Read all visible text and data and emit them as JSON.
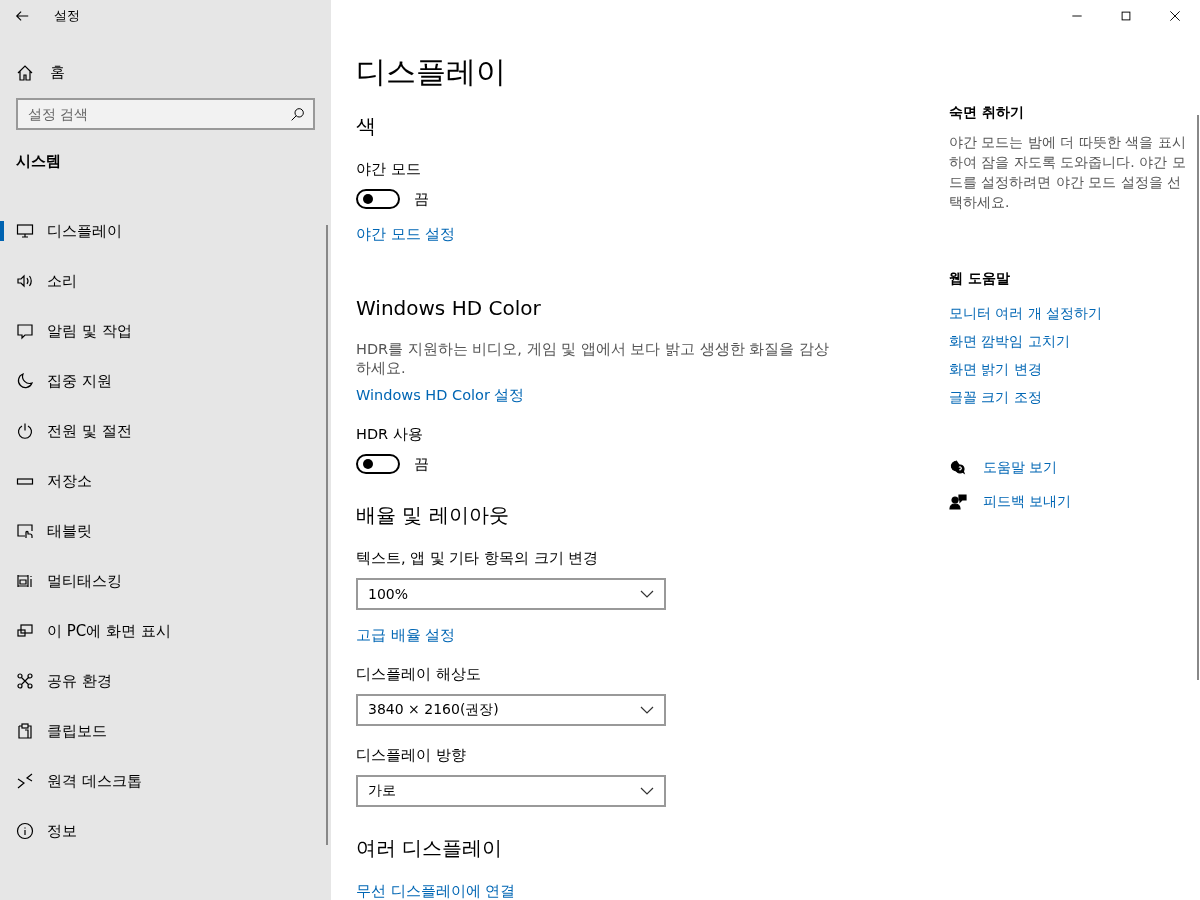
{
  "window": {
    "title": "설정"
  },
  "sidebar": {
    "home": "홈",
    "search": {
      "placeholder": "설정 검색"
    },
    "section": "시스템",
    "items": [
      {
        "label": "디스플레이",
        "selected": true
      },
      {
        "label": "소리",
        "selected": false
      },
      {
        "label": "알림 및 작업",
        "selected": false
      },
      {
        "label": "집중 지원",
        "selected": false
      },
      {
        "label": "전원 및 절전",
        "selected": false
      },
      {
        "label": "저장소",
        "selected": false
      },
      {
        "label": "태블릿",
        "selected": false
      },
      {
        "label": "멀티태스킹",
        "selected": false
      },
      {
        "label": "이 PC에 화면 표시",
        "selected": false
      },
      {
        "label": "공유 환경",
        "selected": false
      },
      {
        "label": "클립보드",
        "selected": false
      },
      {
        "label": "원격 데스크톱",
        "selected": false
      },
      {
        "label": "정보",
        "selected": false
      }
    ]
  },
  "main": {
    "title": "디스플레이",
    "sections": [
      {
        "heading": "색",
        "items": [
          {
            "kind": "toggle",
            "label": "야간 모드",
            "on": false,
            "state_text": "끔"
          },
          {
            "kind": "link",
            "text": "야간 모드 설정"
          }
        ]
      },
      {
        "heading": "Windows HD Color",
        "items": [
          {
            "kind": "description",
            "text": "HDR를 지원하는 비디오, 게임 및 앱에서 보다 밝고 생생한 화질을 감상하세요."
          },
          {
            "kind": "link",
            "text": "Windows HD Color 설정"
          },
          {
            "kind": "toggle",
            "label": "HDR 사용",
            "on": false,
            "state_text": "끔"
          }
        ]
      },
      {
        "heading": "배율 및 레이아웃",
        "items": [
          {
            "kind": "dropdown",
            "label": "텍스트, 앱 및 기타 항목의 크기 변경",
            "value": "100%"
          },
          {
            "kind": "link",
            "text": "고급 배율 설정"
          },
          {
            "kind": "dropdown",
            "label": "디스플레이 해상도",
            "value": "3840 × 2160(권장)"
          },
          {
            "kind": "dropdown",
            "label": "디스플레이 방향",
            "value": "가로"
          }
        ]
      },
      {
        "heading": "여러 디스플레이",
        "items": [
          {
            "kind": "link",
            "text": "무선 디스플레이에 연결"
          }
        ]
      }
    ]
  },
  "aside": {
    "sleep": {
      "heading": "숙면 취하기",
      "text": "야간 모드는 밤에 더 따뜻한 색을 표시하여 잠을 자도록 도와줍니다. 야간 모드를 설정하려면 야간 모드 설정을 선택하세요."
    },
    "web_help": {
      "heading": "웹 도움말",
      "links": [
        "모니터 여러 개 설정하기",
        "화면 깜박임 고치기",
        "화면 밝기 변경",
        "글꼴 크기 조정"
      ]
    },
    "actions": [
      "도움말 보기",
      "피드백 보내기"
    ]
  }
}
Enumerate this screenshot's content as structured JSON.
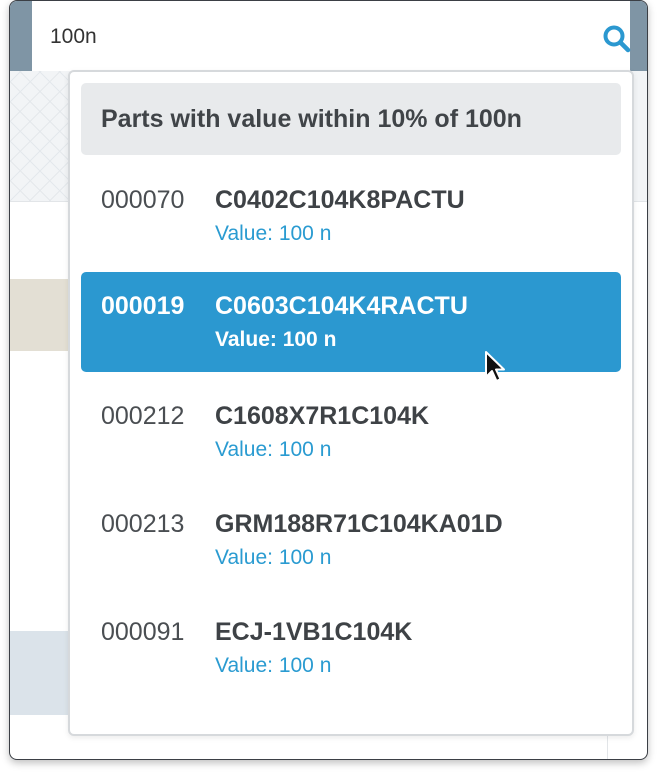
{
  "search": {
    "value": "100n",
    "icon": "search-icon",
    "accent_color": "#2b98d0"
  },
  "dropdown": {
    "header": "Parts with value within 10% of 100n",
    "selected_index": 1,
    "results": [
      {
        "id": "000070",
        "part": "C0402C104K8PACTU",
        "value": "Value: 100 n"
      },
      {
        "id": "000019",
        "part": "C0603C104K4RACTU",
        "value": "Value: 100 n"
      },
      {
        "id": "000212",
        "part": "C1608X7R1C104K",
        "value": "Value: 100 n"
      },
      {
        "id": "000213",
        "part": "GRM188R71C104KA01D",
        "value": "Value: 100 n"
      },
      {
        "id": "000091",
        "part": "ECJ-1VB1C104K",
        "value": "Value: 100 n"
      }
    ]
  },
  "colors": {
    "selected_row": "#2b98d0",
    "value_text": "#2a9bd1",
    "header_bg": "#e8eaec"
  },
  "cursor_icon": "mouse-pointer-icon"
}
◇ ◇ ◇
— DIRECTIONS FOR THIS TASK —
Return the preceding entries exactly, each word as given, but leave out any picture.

— ANSWER FOR THIS EXERCISE —
Read all visible text and data and emit them as JSON.
{
  "window": {
    "title": "설정"
  },
  "sidebar": {
    "home": "홈",
    "search": {
      "placeholder": "설정 검색"
    },
    "section": "시스템",
    "items": [
      {
        "label": "디스플레이",
        "selected": true
      },
      {
        "label": "소리",
        "selected": false
      },
      {
        "label": "알림 및 작업",
        "selected": false
      },
      {
        "label": "집중 지원",
        "selected": false
      },
      {
        "label": "전원 및 절전",
        "selected": false
      },
      {
        "label": "저장소",
        "selected": false
      },
      {
        "label": "태블릿",
        "selected": false
      },
      {
        "label": "멀티태스킹",
        "selected": false
      },
      {
        "label": "이 PC에 화면 표시",
        "selected": false
      },
      {
        "label": "공유 환경",
        "selected": false
      },
      {
        "label": "클립보드",
        "selected": false
      },
      {
        "label": "원격 데스크톱",
        "selected": false
      },
      {
        "label": "정보",
        "selected": false
      }
    ]
  },
  "main": {
    "title": "디스플레이",
    "sections": [
      {
        "heading": "색",
        "items": [
          {
            "kind": "toggle",
            "label": "야간 모드",
            "on": false,
            "state_text": "끔"
          },
          {
            "kind": "link",
            "text": "야간 모드 설정"
          }
        ]
      },
      {
        "heading": "Windows HD Color",
        "items": [
          {
            "kind": "description",
            "text": "HDR를 지원하는 비디오, 게임 및 앱에서 보다 밝고 생생한 화질을 감상하세요."
          },
          {
            "kind": "link",
            "text": "Windows HD Color 설정"
          },
          {
            "kind": "toggle",
            "label": "HDR 사용",
            "on": false,
            "state_text": "끔"
          }
        ]
      },
      {
        "heading": "배율 및 레이아웃",
        "items": [
          {
            "kind": "dropdown",
            "label": "텍스트, 앱 및 기타 항목의 크기 변경",
            "value": "100%"
          },
          {
            "kind": "link",
            "text": "고급 배율 설정"
          },
          {
            "kind": "dropdown",
            "label": "디스플레이 해상도",
            "value": "3840 × 2160(권장)"
          },
          {
            "kind": "dropdown",
            "label": "디스플레이 방향",
            "value": "가로"
          }
        ]
      },
      {
        "heading": "여러 디스플레이",
        "items": [
          {
            "kind": "link",
            "text": "무선 디스플레이에 연결"
          }
        ]
      }
    ]
  },
  "aside": {
    "sleep": {
      "heading": "숙면 취하기",
      "text": "야간 모드는 밤에 더 따뜻한 색을 표시하여 잠을 자도록 도와줍니다. 야간 모드를 설정하려면 야간 모드 설정을 선택하세요."
    },
    "web_help": {
      "heading": "웹 도움말",
      "links": [
        "모니터 여러 개 설정하기",
        "화면 깜박임 고치기",
        "화면 밝기 변경",
        "글꼴 크기 조정"
      ]
    },
    "actions": [
      "도움말 보기",
      "피드백 보내기"
    ]
  }
}
Enumerate this screenshot's content as structured JSON.
{
  "search": {
    "value": "100n",
    "icon": "search-icon",
    "accent_color": "#2b98d0"
  },
  "dropdown": {
    "header": "Parts with value within 10% of 100n",
    "selected_index": 1,
    "results": [
      {
        "id": "000070",
        "part": "C0402C104K8PACTU",
        "value": "Value: 100 n"
      },
      {
        "id": "000019",
        "part": "C0603C104K4RACTU",
        "value": "Value: 100 n"
      },
      {
        "id": "000212",
        "part": "C1608X7R1C104K",
        "value": "Value: 100 n"
      },
      {
        "id": "000213",
        "part": "GRM188R71C104KA01D",
        "value": "Value: 100 n"
      },
      {
        "id": "000091",
        "part": "ECJ-1VB1C104K",
        "value": "Value: 100 n"
      }
    ]
  },
  "colors": {
    "selected_row": "#2b98d0",
    "value_text": "#2a9bd1",
    "header_bg": "#e8eaec"
  },
  "cursor_icon": "mouse-pointer-icon"
}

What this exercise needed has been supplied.